Who Was Pegged to Whom?

Monday, August 17, 2015

China's recent devaluation of the yuan has financial analyst Peter Schiff concerned about our the fate of our fiat currency. Indeed, he sees the move as born of concern that its currency being coupled to the dollar was placing China at an economic disadvantage, and hurting Chinese trade. Indeed, he sees the global dollar rally as a bubble and this move as an indicator of how and why that bubble might burst:

... [W]hen the dollar starts to fall in earnest, China may not be there to catch it. This will also mean that the biggest foreign buyer of Treasury bonds will likely be sitting on its hands when deteriorating U.S. finances force the Treasury to begin issuing trillions of new bonds annually. So when the U.S. needs China's help the most, it will be unwilling to provide it.

In the absence of a Chinese backstop that the U.S. has for too long taken for granted, when the dollar resumes its decline, the fall will be much more pronounced. This will also generate significant upward pressure on both U.S. consumer prices and interest rates that was absent five years ago, when Chinese buying provided a huge cushion to the U.S. economy. In fact, data indicates that China is already paring the amount of Treasuries held in reserve. That means a full blown dollar crisis may not have been averted, but merely postponed, with the dire warnings of U.S. hyperinflation potentially coming true after all. [bold added]
I have been wondering why we haven't yet experienced much more dramatic inflation due to the Fed's recent orgy of money printing. I hope Schiff is wrong, but feel more like I have been warned.

-- CAV


Today: Corrected capitalization errors.


Vigilis said...
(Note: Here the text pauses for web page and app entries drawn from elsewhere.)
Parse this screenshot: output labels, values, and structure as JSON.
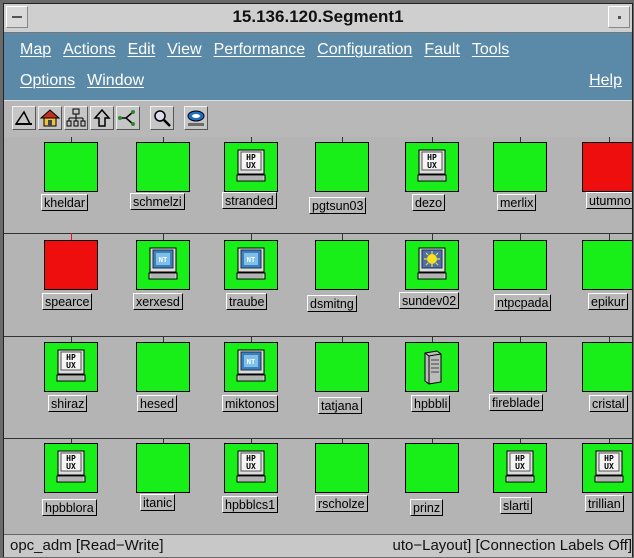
{
  "window": {
    "title": "15.136.120.Segment1"
  },
  "menu": {
    "row1": [
      "Map",
      "Actions",
      "Edit",
      "View",
      "Performance",
      "Configuration",
      "Fault",
      "Tools"
    ],
    "row2": [
      "Options",
      "Window"
    ],
    "help": "Help"
  },
  "toolbar": {
    "tools": [
      "triangle-tool-icon",
      "home-icon",
      "hierarchy-icon",
      "up-arrow-icon",
      "network-icon",
      "search-icon",
      "hp-openview-icon"
    ]
  },
  "nodes": [
    {
      "label": "kheldar",
      "status": "green",
      "icon": "none"
    },
    {
      "label": "schmelzi",
      "status": "green",
      "icon": "none"
    },
    {
      "label": "stranded",
      "status": "green",
      "icon": "hpux"
    },
    {
      "label": "pgtsun03",
      "status": "green",
      "icon": "none"
    },
    {
      "label": "dezo",
      "status": "green",
      "icon": "hpux"
    },
    {
      "label": "merlix",
      "status": "green",
      "icon": "none"
    },
    {
      "label": "utumno",
      "status": "red",
      "icon": "none"
    },
    {
      "label": "spearce",
      "status": "red",
      "icon": "none"
    },
    {
      "label": "xerxesd",
      "status": "green",
      "icon": "nt"
    },
    {
      "label": "traube",
      "status": "green",
      "icon": "nt"
    },
    {
      "label": "dsmitng",
      "status": "green",
      "icon": "none"
    },
    {
      "label": "sundev02",
      "status": "green",
      "icon": "sun"
    },
    {
      "label": "ntpcpada",
      "status": "green",
      "icon": "none"
    },
    {
      "label": "epikur",
      "status": "green",
      "icon": "none"
    },
    {
      "label": "shiraz",
      "status": "green",
      "icon": "hpux"
    },
    {
      "label": "hesed",
      "status": "green",
      "icon": "none"
    },
    {
      "label": "miktonos",
      "status": "green",
      "icon": "nt"
    },
    {
      "label": "tatjana",
      "status": "green",
      "icon": "none"
    },
    {
      "label": "hpbbli",
      "status": "green",
      "icon": "server"
    },
    {
      "label": "fireblade",
      "status": "green",
      "icon": "none"
    },
    {
      "label": "cristal",
      "status": "green",
      "icon": "none"
    },
    {
      "label": "hpbblora",
      "status": "green",
      "icon": "hpux"
    },
    {
      "label": "itanic",
      "status": "green",
      "icon": "none"
    },
    {
      "label": "hpbblcs1",
      "status": "green",
      "icon": "hpux"
    },
    {
      "label": "rscholze",
      "status": "green",
      "icon": "none"
    },
    {
      "label": "prinz",
      "status": "green",
      "icon": "none"
    },
    {
      "label": "slarti",
      "status": "green",
      "icon": "hpux"
    },
    {
      "label": "trillian",
      "status": "green",
      "icon": "hpux"
    }
  ],
  "status": {
    "left": "opc_adm [Read−Write]",
    "right": "uto−Layout] [Connection Labels Off]"
  },
  "colors": {
    "node_up": "#18ef18",
    "node_down": "#ee0e0e",
    "menu_bg": "#5a8aa8"
  }
}
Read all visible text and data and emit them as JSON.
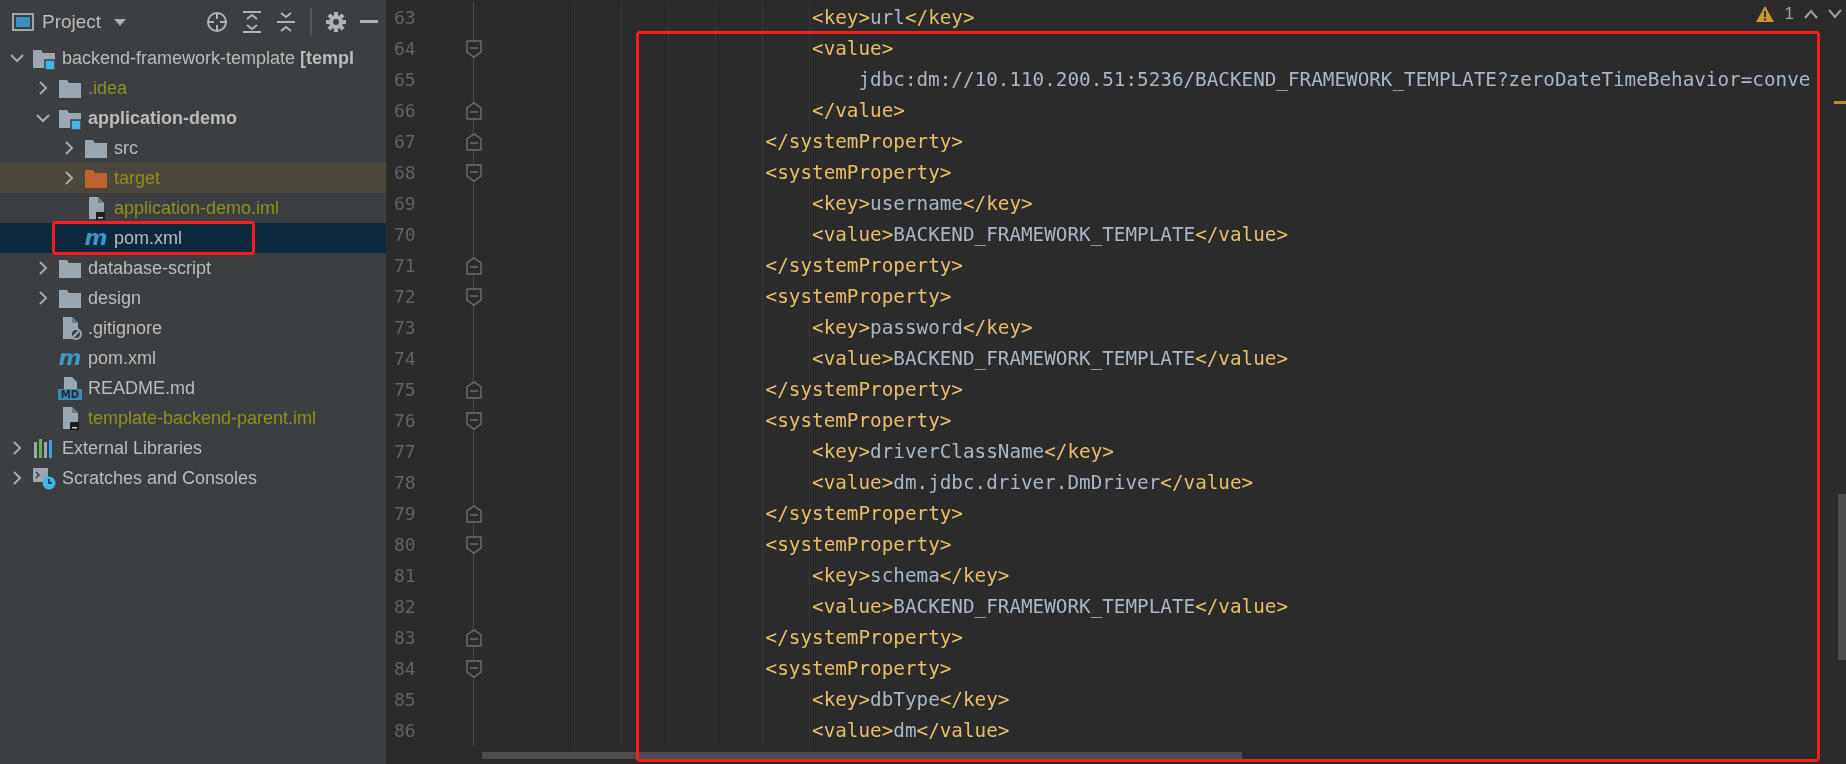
{
  "project_panel": {
    "title": "Project",
    "tree": [
      {
        "label": "backend-framework-template **[templ**",
        "kind": "module",
        "bold": false,
        "expanded": true,
        "selected": false,
        "ignored": false,
        "children": [
          {
            "label": ".idea",
            "kind": "folder",
            "bold": false,
            "expanded": false,
            "selected": false,
            "ignored": true
          },
          {
            "label": "application-demo",
            "kind": "module",
            "bold": true,
            "expanded": true,
            "selected": false,
            "ignored": false,
            "children": [
              {
                "label": "src",
                "kind": "folder",
                "bold": false,
                "expanded": false,
                "selected": false,
                "ignored": false
              },
              {
                "label": "target",
                "kind": "excluded-folder",
                "bold": false,
                "expanded": false,
                "selected": false,
                "ignored": true
              },
              {
                "label": "application-demo.iml",
                "kind": "iml",
                "bold": false,
                "selected": false,
                "ignored": true
              },
              {
                "label": "pom.xml",
                "kind": "maven",
                "icon_text": "m",
                "bold": false,
                "selected": true,
                "ignored": false
              }
            ]
          },
          {
            "label": "database-script",
            "kind": "folder",
            "bold": false,
            "expanded": false,
            "selected": false,
            "ignored": false
          },
          {
            "label": "design",
            "kind": "folder",
            "bold": false,
            "expanded": false,
            "selected": false,
            "ignored": false
          },
          {
            "label": ".gitignore",
            "kind": "gitignore",
            "bold": false,
            "selected": false,
            "ignored": false
          },
          {
            "label": "pom.xml",
            "kind": "maven",
            "icon_text": "m",
            "bold": false,
            "selected": false,
            "ignored": false
          },
          {
            "label": "README.md",
            "kind": "markdown",
            "icon_text": "MD",
            "bold": false,
            "selected": false,
            "ignored": false
          },
          {
            "label": "template-backend-parent.iml",
            "kind": "iml",
            "bold": false,
            "selected": false,
            "ignored": true
          }
        ]
      },
      {
        "label": "External Libraries",
        "kind": "libraries",
        "bold": false,
        "expanded": false,
        "selected": false,
        "ignored": false
      },
      {
        "label": "Scratches and Consoles",
        "kind": "scratches",
        "bold": false,
        "expanded": false,
        "selected": false,
        "ignored": false
      }
    ]
  },
  "editor": {
    "inspection": {
      "count": "1"
    },
    "lines": [
      {
        "number": "63",
        "fold_start": false,
        "fold_end": false,
        "text": "                            <key>url</key>"
      },
      {
        "number": "64",
        "fold_start": true,
        "fold_end": false,
        "text": "                            <value>"
      },
      {
        "number": "65",
        "fold_start": false,
        "fold_end": false,
        "text": "                                jdbc:dm://10.110.200.51:5236/BACKEND_FRAMEWORK_TEMPLATE?zeroDateTimeBehavior=conve"
      },
      {
        "number": "66",
        "fold_start": false,
        "fold_end": true,
        "text": "                            </value>"
      },
      {
        "number": "67",
        "fold_start": false,
        "fold_end": true,
        "text": "                        </systemProperty>"
      },
      {
        "number": "68",
        "fold_start": true,
        "fold_end": false,
        "text": "                        <systemProperty>"
      },
      {
        "number": "69",
        "fold_start": false,
        "fold_end": false,
        "text": "                            <key>username</key>"
      },
      {
        "number": "70",
        "fold_start": false,
        "fold_end": false,
        "text": "                            <value>BACKEND_FRAMEWORK_TEMPLATE</value>"
      },
      {
        "number": "71",
        "fold_start": false,
        "fold_end": true,
        "text": "                        </systemProperty>"
      },
      {
        "number": "72",
        "fold_start": true,
        "fold_end": false,
        "text": "                        <systemProperty>"
      },
      {
        "number": "73",
        "fold_start": false,
        "fold_end": false,
        "text": "                            <key>password</key>"
      },
      {
        "number": "74",
        "fold_start": false,
        "fold_end": false,
        "text": "                            <value>BACKEND_FRAMEWORK_TEMPLATE</value>"
      },
      {
        "number": "75",
        "fold_start": false,
        "fold_end": true,
        "text": "                        </systemProperty>"
      },
      {
        "number": "76",
        "fold_start": true,
        "fold_end": false,
        "text": "                        <systemProperty>"
      },
      {
        "number": "77",
        "fold_start": false,
        "fold_end": false,
        "text": "                            <key>driverClassName</key>"
      },
      {
        "number": "78",
        "fold_start": false,
        "fold_end": false,
        "text": "                            <value>dm.jdbc.driver.DmDriver</value>"
      },
      {
        "number": "79",
        "fold_start": false,
        "fold_end": true,
        "text": "                        </systemProperty>"
      },
      {
        "number": "80",
        "fold_start": true,
        "fold_end": false,
        "text": "                        <systemProperty>"
      },
      {
        "number": "81",
        "fold_start": false,
        "fold_end": false,
        "text": "                            <key>schema</key>"
      },
      {
        "number": "82",
        "fold_start": false,
        "fold_end": false,
        "text": "                            <value>BACKEND_FRAMEWORK_TEMPLATE</value>"
      },
      {
        "number": "83",
        "fold_start": false,
        "fold_end": true,
        "text": "                        </systemProperty>"
      },
      {
        "number": "84",
        "fold_start": true,
        "fold_end": false,
        "text": "                        <systemProperty>"
      },
      {
        "number": "85",
        "fold_start": false,
        "fold_end": false,
        "text": "                            <key>dbType</key>"
      },
      {
        "number": "86",
        "fold_start": false,
        "fold_end": false,
        "text": "                            <value>dm</value>"
      }
    ]
  }
}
Gus, an ingredient Schiff neglects is the still low velocity of money in the U.S. and other nations. It has hardly rebounded yet and wage inflation remains below healthy historical levels.

Peter Schiff is no dummy, he knows, but is ignoring or not sharing the velocity of money and low wage inflation factors. Like other Wall Street types he probably fears taking a bath in his hyped precious metal investments.

There is another overlooked factor: although the Federal Reserve has theoretically "printed" beaucoup dollars, it has yet to issue as many as the Schiffs would have us think. Why?--- Because the velocity of money has not yet required such issuance. Theoretically, the unissued debt is non-interest bearing and by rights (as in taxpayer rights) can be vaporized at any time. Obviously our government representatives are loath to tell us this because they like to keep us thinking in a box, their good ol' confiscatory tax box.

Also, were the dollar to become hyperinflated before Obama is out of office, his party will be deflated for a long, long time afterward, and his "glorious" legacy would be ruined.

Only the U.S. still has the organization and military strength to fully protect its currency. China, even with its accumulated stockpiles of gold is still a centrally planned economy, and obviously up against the wall,

Gus Van Horn said...


Thanks for mentioning the lack of movement of all this new money, something I thought of briefly, but obviously didn't mention in my article.

There are doubtless other cards in our centrally-planned economic edifice I and Schiff, and dare I say anyone, will fail to account for when attempting to forecast a day of reckoning for the dollar, if it is to come.

Whatever Schiff's errors, the primary value of his article, that of reminding us how precarious fiat currency is, remains.


Realist Theorist said...

The problem I have with Schiff is that rather than argue "all fiat is bad" he tends to portray the U.S. as the worst offender. China's currency is no less fiat than the U.S., so -- taking the underlying theory as granted for the time-being -- one should hypothesize that a reversal of currency positions will result in a reversal of 'real economy' position: with jobs increasing (relatively) in the U.S., compared with China, with a boom beginning in the U.S., with revenues coming from the U.S. dollars that China starts to use to buy U.S. goods as the trade-balance changes from what it has been for years. Not saying that's going to happen, but somehow to Schiff China is better now, and will be better when positions reverse as well.

How can China reduce its holdings of U.S. dollars? What is the actual real-life process? There can only do one thing: exchange USD for something else. This could be goods or real assets or some alternative financial asset. If these come from some non-U.S. country, the dollar balance shifts from one country to another.

So, to cause a reduction that does not simply flow to another country, the USD have to be used to buy U.S. goods or U.S. assets (say real-estate) or some U.S. financial asset (say stocks).

Gus Van Horn said...


Thanks for weighing in.